◆ DIRECTIONS ◆
A single figure is the whole answer: the number of lines in the records that contain "attack".

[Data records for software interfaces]
━━━━
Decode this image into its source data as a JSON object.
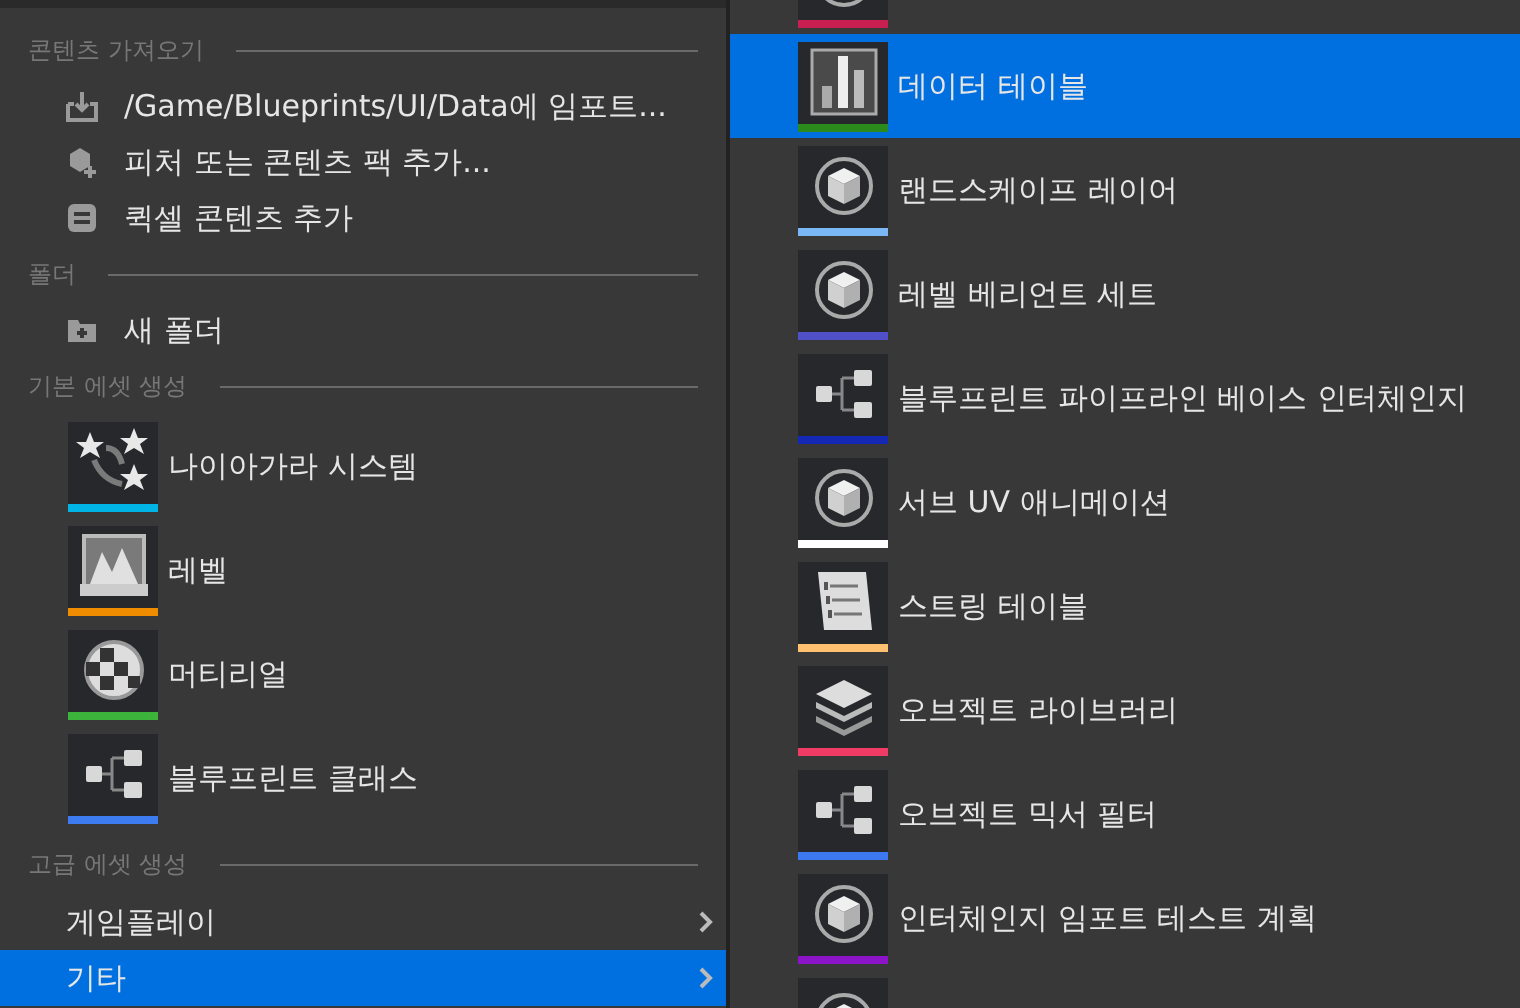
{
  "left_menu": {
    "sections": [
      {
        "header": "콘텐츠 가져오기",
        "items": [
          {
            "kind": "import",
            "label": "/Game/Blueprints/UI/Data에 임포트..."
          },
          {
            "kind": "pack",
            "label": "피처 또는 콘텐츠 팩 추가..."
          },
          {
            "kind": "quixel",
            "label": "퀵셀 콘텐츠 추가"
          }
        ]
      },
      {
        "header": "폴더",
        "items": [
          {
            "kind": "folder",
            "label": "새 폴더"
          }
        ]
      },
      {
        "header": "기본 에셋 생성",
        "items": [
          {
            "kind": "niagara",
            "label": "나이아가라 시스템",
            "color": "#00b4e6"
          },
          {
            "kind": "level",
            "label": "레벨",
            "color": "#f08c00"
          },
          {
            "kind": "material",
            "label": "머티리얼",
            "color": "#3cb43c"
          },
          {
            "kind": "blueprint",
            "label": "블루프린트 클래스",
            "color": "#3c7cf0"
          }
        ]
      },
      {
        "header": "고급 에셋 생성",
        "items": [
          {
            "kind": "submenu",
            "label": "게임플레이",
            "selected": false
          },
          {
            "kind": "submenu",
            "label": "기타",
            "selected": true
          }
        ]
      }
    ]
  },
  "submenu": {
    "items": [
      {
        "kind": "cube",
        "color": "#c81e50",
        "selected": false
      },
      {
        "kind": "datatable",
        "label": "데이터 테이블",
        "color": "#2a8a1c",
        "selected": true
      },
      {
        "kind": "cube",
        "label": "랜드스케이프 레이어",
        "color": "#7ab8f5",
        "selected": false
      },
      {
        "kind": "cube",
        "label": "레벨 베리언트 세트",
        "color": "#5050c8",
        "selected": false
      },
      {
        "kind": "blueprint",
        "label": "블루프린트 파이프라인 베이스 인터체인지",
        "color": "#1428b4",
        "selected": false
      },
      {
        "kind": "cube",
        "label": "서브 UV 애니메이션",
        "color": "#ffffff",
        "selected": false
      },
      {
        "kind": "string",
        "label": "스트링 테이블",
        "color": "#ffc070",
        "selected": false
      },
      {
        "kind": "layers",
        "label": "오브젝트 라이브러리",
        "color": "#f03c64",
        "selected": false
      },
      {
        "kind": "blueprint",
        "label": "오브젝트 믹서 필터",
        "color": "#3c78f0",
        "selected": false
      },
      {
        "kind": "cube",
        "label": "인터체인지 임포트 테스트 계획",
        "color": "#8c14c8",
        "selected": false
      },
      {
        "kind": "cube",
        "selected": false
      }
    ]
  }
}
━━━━
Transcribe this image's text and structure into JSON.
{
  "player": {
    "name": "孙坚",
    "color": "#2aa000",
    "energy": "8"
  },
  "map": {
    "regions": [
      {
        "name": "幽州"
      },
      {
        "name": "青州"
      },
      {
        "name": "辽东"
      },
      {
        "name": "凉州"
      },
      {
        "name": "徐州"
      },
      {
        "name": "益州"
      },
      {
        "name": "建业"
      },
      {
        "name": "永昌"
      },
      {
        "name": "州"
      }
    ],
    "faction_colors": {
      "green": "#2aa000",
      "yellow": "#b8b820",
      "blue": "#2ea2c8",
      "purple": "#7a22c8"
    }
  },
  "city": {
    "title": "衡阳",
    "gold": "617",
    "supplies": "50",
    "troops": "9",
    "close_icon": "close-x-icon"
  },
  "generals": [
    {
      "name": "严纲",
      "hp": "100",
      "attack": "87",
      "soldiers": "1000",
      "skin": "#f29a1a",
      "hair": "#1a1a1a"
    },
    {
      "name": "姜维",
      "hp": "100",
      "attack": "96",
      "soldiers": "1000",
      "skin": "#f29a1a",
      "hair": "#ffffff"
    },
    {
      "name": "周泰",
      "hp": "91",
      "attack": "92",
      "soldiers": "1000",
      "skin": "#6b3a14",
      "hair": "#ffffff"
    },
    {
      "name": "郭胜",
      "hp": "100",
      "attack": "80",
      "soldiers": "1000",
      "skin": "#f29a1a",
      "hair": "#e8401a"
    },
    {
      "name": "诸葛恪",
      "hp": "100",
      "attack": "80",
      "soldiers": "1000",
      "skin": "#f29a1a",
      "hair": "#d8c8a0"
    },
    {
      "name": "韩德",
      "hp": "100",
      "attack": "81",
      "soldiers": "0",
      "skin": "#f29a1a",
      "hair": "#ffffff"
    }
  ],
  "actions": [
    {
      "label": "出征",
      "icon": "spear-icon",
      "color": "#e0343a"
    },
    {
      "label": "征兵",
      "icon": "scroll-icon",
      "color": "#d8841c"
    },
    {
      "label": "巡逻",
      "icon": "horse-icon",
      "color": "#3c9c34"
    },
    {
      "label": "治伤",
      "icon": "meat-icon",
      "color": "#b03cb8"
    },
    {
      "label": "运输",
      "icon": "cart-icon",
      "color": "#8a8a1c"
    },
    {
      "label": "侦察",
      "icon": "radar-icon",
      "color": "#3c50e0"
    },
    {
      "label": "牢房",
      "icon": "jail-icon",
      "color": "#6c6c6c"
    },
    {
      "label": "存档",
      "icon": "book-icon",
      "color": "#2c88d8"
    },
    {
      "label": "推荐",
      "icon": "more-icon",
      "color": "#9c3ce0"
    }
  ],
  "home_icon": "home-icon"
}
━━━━
◆ ANSWER SPACE ◆
6